Heh, it turns out Texas can't secede

I've heard many times throughout my life that, when they became a state, Texas secured the right to secede whenever they liked.  I never had any particular reason to question it.  I mean, it was always a kind of nice-sounding idea; one less state with massive support of guns and Republicans, more progress for the rest of us on the federal level. It turns out, though, that that's just another element of puffery perpetuated, presumably, by Texans who want to feel special.

They do, apparently, have the right to split themselves up into 5 states within the US, without Congress's permission.  This would mean that Texas's total population would have five times as much representation in the Senate, though I believe that it wouldn't affect their representation in the House of Representatives.

After the 2008 election, recent mathematical superstar Nate Silver wrote up a theoretical breakdown of Texas into five sub-states, linked here, via this article on Slate.  That article also addresses Texas's only real shot at secession:

Could the current crop of Texas secessionists use the division clause in pursuit of their separatist goals? It would certainly be worth a shot. Naturally, it took the Machiavellian political mind of Texan Tom DeLay—the former House majority leader, currently out on bail while appealing a 2011 money-laundering conviction—to put the pieces of a tenable scheme together. The day after Perry blew his secessionist dog whistle to that reporter back in 2009, DeLay went on MSNBC's Hardball to cheerfully defend his governor's remarks. When host Chris Matthews insisted (correctly) that unilateral secession was illegal and couldn't take place, DeLay stopped his maniacal grinning for a moment and cited the division clause.

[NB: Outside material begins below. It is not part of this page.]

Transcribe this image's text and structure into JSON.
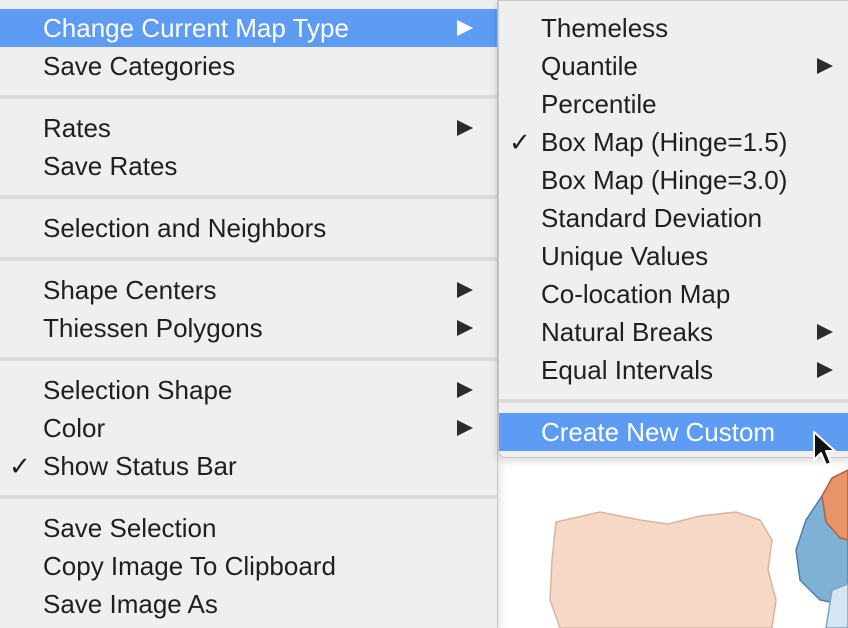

In a sign of just how much the two political parties' fortunes have shifted in Texas since the days when John Nance Garner represented the state in Congress, DeLay intimated that the threat of sending eight newly minted, and almost certainly Republican, senators to Washington might be the key to getting this whole secession ball rolling. Referring directly to the language of the joint resolution, he said, "If we invoke it, the United States Senate would kick us out ... because they're not going to allow 10 (sic) new Texas senators into the Senate. That's how you secede."

Former WalMart reborn as massive library

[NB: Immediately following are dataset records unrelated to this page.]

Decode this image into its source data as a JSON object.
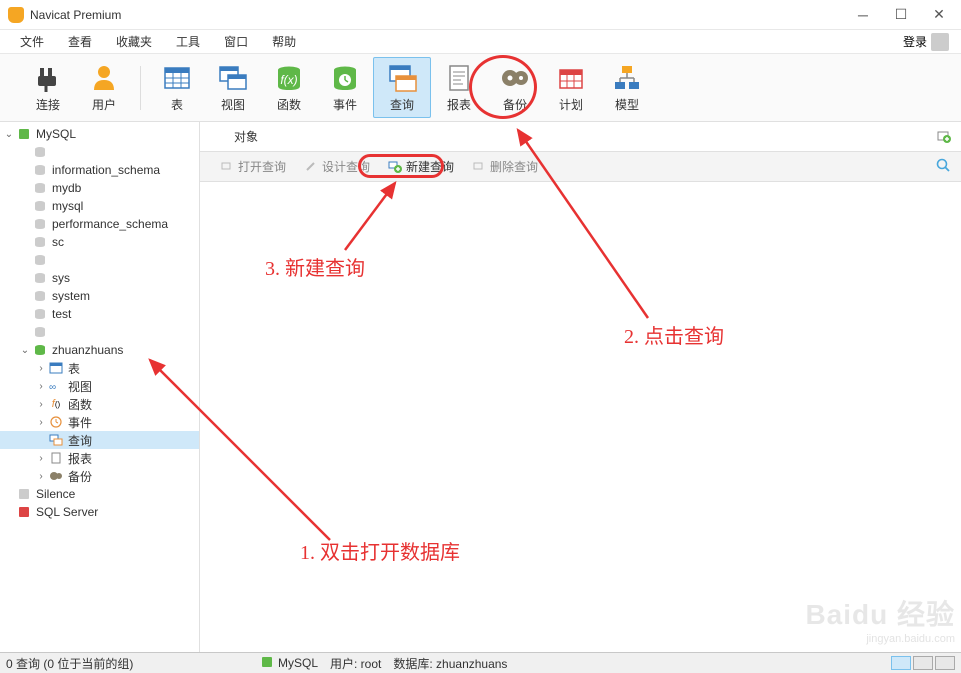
{
  "title": "Navicat Premium",
  "menu": [
    "文件",
    "查看",
    "收藏夹",
    "工具",
    "窗口",
    "帮助"
  ],
  "login_label": "登录",
  "toolbar": [
    {
      "label": "连接",
      "kind": "plug"
    },
    {
      "label": "用户",
      "kind": "user"
    },
    {
      "label": "表",
      "kind": "table"
    },
    {
      "label": "视图",
      "kind": "view"
    },
    {
      "label": "函数",
      "kind": "func"
    },
    {
      "label": "事件",
      "kind": "event"
    },
    {
      "label": "查询",
      "kind": "query",
      "active": true
    },
    {
      "label": "报表",
      "kind": "report"
    },
    {
      "label": "备份",
      "kind": "backup"
    },
    {
      "label": "计划",
      "kind": "schedule"
    },
    {
      "label": "模型",
      "kind": "model"
    }
  ],
  "tree": {
    "conn1": "MySQL",
    "dbs": [
      "",
      "information_schema",
      "mydb",
      "mysql",
      "performance_schema",
      "sc",
      "",
      "sys",
      "system",
      "test",
      ""
    ],
    "active_db": "zhuanzhuans",
    "nodes": [
      {
        "label": "表",
        "kind": "table"
      },
      {
        "label": "视图",
        "kind": "view"
      },
      {
        "label": "函数",
        "kind": "func"
      },
      {
        "label": "事件",
        "kind": "event"
      },
      {
        "label": "查询",
        "kind": "query",
        "selected": true
      },
      {
        "label": "报表",
        "kind": "report"
      },
      {
        "label": "备份",
        "kind": "backup"
      }
    ],
    "conn2": "Silence",
    "conn3": "SQL Server"
  },
  "tab_label": "对象",
  "actions": {
    "open": "打开查询",
    "design": "设计查询",
    "new": "新建查询",
    "delete": "删除查询"
  },
  "status": {
    "left": "0 查询 (0 位于当前的组)",
    "conn": "MySQL",
    "user_label": "用户: root",
    "db_label": "数据库: zhuanzhuans"
  },
  "annotations": {
    "a1": "1. 双击打开数据库",
    "a2": "2. 点击查询",
    "a3": "3. 新建查询"
  },
  "watermark": {
    "big": "Baidu 经验",
    "small": "jingyan.baidu.com"
  }
}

(via Boing Boing) My idea of the perfect town features as a main central location a massive library, with public computers, as many books as the place can handle, and space for people to get together, teach each other, and generally live their lives through an academic window.

It may not be exactly that, but McAllen, Texas has a new library that's certainly big enough.  When the local WalMart moved to a larger location, they took over the warehouse and turned it into a massive public library.

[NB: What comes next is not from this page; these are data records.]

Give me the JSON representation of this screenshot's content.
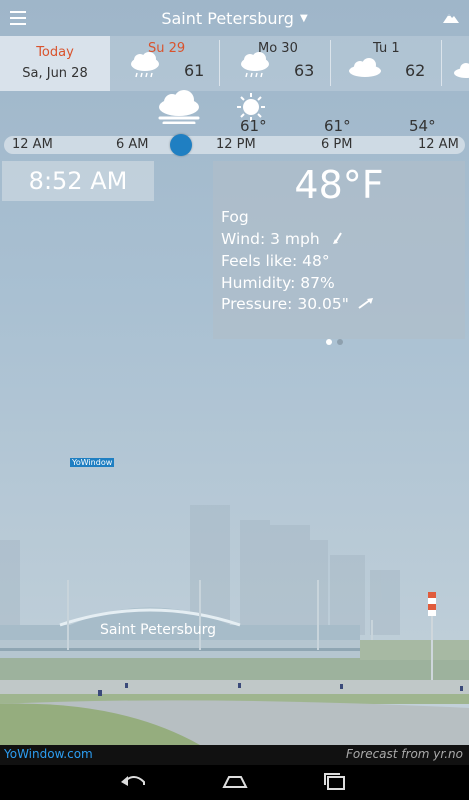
{
  "header": {
    "city": "Saint Petersburg"
  },
  "days": {
    "today": {
      "label": "Today",
      "date": "Sa, Jun 28"
    },
    "items": [
      {
        "name": "Su 29",
        "temp": "61",
        "icon": "rain-cloud-icon",
        "highlight": true
      },
      {
        "name": "Mo 30",
        "temp": "63",
        "icon": "rain-cloud-icon",
        "highlight": false
      },
      {
        "name": "Tu 1",
        "temp": "62",
        "icon": "cloud-icon",
        "highlight": false
      }
    ]
  },
  "hourly": {
    "temps": [
      "61°",
      "61°",
      "54°"
    ]
  },
  "timeline": {
    "ticks": [
      "12 AM",
      "6 AM",
      "12 PM",
      "6 PM",
      "12 AM"
    ]
  },
  "clock": {
    "time": "8:52 AM"
  },
  "current": {
    "temp": "48°F",
    "condition": "Fog",
    "wind": "Wind:  3 mph",
    "feels": "Feels like: 48°",
    "humidity": "Humidity:  87%",
    "pressure": "Pressure: 30.05\""
  },
  "scene": {
    "badge": "YoWindow",
    "city_label": "Saint Petersburg"
  },
  "footer": {
    "left": "YoWindow.com",
    "right": "Forecast from yr.no"
  },
  "colors": {
    "accent": "#1f7fc2",
    "today_red": "#d9532d"
  }
}
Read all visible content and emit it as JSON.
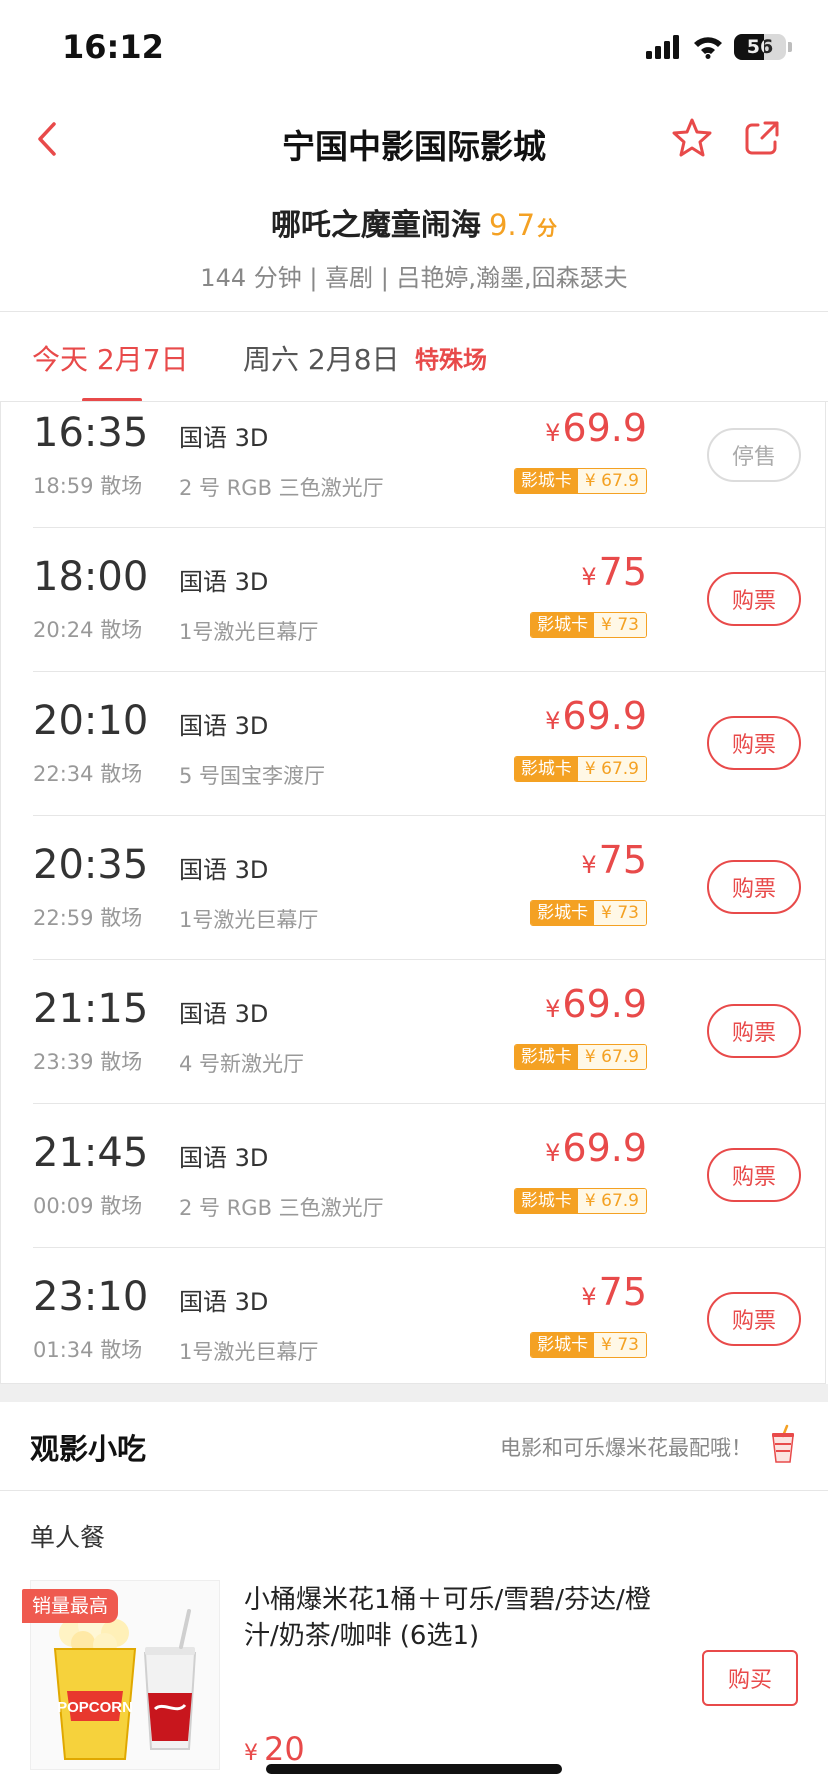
{
  "status_bar": {
    "time": "16:12",
    "battery": "56"
  },
  "header": {
    "title": "宁国中影国际影城"
  },
  "movie": {
    "title": "哪吒之魔童闹海",
    "score": "9.7",
    "score_unit": "分",
    "meta": "144 分钟 | 喜剧 | 吕艳婷,瀚墨,囧森瑟夫"
  },
  "date_tabs": [
    {
      "label": "今天 2月7日",
      "active": true
    },
    {
      "label": "周六 2月8日",
      "active": false
    }
  ],
  "special_label": "特殊场",
  "currency": "¥",
  "showtimes": [
    {
      "start": "16:35",
      "end": "18:59 散场",
      "lang": "国语 3D",
      "hall": "2 号 RGB 三色激光厅",
      "price": "69.9",
      "card_label": "影城卡",
      "card_price": "¥ 67.9",
      "button": "停售",
      "available": false
    },
    {
      "start": "18:00",
      "end": "20:24 散场",
      "lang": "国语 3D",
      "hall": "1号激光巨幕厅",
      "price": "75",
      "card_label": "影城卡",
      "card_price": "¥ 73",
      "button": "购票",
      "available": true
    },
    {
      "start": "20:10",
      "end": "22:34 散场",
      "lang": "国语 3D",
      "hall": "5 号国宝李渡厅",
      "price": "69.9",
      "card_label": "影城卡",
      "card_price": "¥ 67.9",
      "button": "购票",
      "available": true
    },
    {
      "start": "20:35",
      "end": "22:59 散场",
      "lang": "国语 3D",
      "hall": "1号激光巨幕厅",
      "price": "75",
      "card_label": "影城卡",
      "card_price": "¥ 73",
      "button": "购票",
      "available": true
    },
    {
      "start": "21:15",
      "end": "23:39 散场",
      "lang": "国语 3D",
      "hall": "4 号新激光厅",
      "price": "69.9",
      "card_label": "影城卡",
      "card_price": "¥ 67.9",
      "button": "购票",
      "available": true
    },
    {
      "start": "21:45",
      "end": "00:09 散场",
      "lang": "国语 3D",
      "hall": "2 号 RGB 三色激光厅",
      "price": "69.9",
      "card_label": "影城卡",
      "card_price": "¥ 67.9",
      "button": "购票",
      "available": true
    },
    {
      "start": "23:10",
      "end": "01:34 散场",
      "lang": "国语 3D",
      "hall": "1号激光巨幕厅",
      "price": "75",
      "card_label": "影城卡",
      "card_price": "¥ 73",
      "button": "购票",
      "available": true
    }
  ],
  "snacks": {
    "title": "观影小吃",
    "slogan": "电影和可乐爆米花最配哦！",
    "set_label": "单人餐",
    "item": {
      "badge": "销量最高",
      "name": "小桶爆米花1桶＋可乐/雪碧/芬达/橙汁/奶茶/咖啡 (6选1)",
      "price": "20",
      "button": "购买",
      "popcorn_text": "POPCORN"
    }
  },
  "colors": {
    "accent": "#e84a4a",
    "gold": "#f4a123"
  }
}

It looks beautiful, and I bet it's a lot more comfortable than my local library.  WalMart has much more consistent motivation than local governments to make people want to stay in their buildings for a long time.

 "In a city like McAllen, with cartel violence across the river (less than 10 miles away from the library), I think it's amazing that the city is devoting resources to a) not only saving a large and conspicuous piece of property from decline and vandalism, but b) diverting those resources into youth and the public trust," [Adriana] Ramirez writes.

[Trigger warning] Texas possible murder case

(via SourceFed, CNN) There was an event a few days ago in Shiner, Texas, in which a man allegedly found a man molesting his five year old daughter.  The father beat that man into submission, and, it turned out, to death.

The question that both the CNN article and SourceFed raised was, should the man be charged?

I didn't know what to think about that -- and that bothered me.  It seemed like a pretty big deal, and the issues surrounding it make me feel like it demands a forceful response.  Certainly, a lot of people have the very strong reaction that the man should absolutely not be punished.

I'm pretty good at being dispassionate, but my gut definitely pulls me towards agreement -- I find it hard to justify thinking that the father should go to jail for this.  But I also feel uncomfortable with the idea of letting that line be drawn anywhere between acceptable and unacceptable killing between civilians.  Further, if there's any time when temporary insanity makes sense as a reason someone shouldn't go to jail for a murder, it's this.

But I think I've figured out how I feel about this, and what I think should happen.  My conclusions are below the fold.

First.  There should be due process regarding determining whether the accused deceased was actually molesting the five year old girl.  This could be difficult, and might ultimately be inconclusive.  But if the state comes to a conclusion, that should inform what happens next.

If the deceased is found guilty, then the father should be tried, but I would consider it a gross injustice if he wasn't found innocent by way of temporary insanity.  The circumstances of his crime are in that case so extraordinary that it's reasonable to expect he's not a continued threat to society.  (And I have no sympathy for anyone who might recreate those circumstances.)

If the deceased is found innocent, the father should be tried, and the severity of his punishment should reflect both what he believed was happening, and how reasonable his mistake was -- he might not be safe to go free if he flies into that sort of rage any time someone's in the same room as his daughter, but if by some extraordinary series of coincidences it can be shown that the deceased was definitely innocent, but that the father was definitely justified in believing he wasn't, that's probably roughly equivalent to the deceased having been guilty, in terms of justified sentencing.

If it can't be determined whether the deceased was guilty, the trial should proceed, and I would expect the father to be found innocent, and at worst suffer a very light sentence.